Among the entries that follow, some lines contain the word "icon". Show all of them.

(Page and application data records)
►
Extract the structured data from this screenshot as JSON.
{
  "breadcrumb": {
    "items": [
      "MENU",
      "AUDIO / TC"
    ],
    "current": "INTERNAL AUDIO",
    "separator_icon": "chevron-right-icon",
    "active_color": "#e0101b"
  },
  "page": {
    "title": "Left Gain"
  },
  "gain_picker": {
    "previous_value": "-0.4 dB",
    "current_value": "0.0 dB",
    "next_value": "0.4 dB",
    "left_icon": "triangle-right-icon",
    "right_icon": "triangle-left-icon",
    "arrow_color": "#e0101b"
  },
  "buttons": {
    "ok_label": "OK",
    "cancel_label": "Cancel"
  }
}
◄
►
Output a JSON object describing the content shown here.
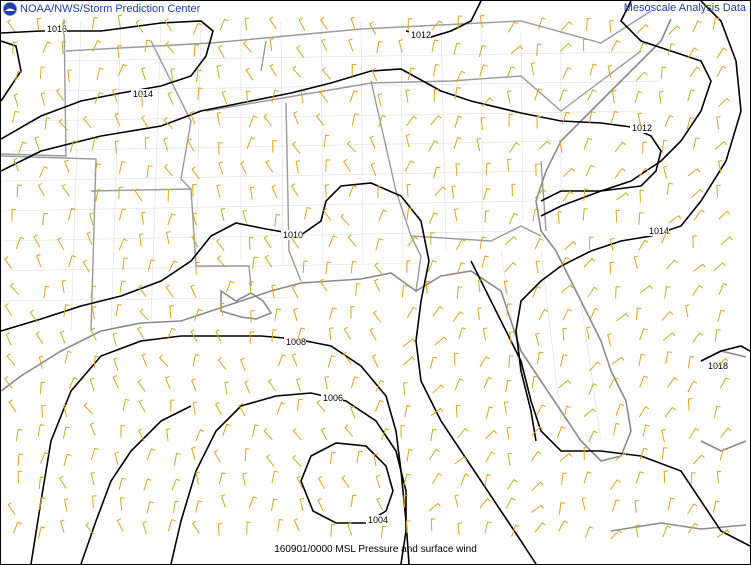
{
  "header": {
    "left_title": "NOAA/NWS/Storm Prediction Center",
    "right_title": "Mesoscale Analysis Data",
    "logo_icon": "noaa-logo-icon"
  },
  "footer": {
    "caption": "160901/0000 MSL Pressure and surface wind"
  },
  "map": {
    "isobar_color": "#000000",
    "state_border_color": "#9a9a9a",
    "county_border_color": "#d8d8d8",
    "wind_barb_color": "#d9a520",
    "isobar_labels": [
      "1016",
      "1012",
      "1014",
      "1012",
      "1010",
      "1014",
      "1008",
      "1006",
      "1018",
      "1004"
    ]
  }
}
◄
RESPONSE TO THIS TASK:
    "separator_icon": "chevron-right-icon",
    "left_icon": "triangle-right-icon",
    "right_icon": "triangle-left-icon",
    "logo_icon": "noaa-logo-icon"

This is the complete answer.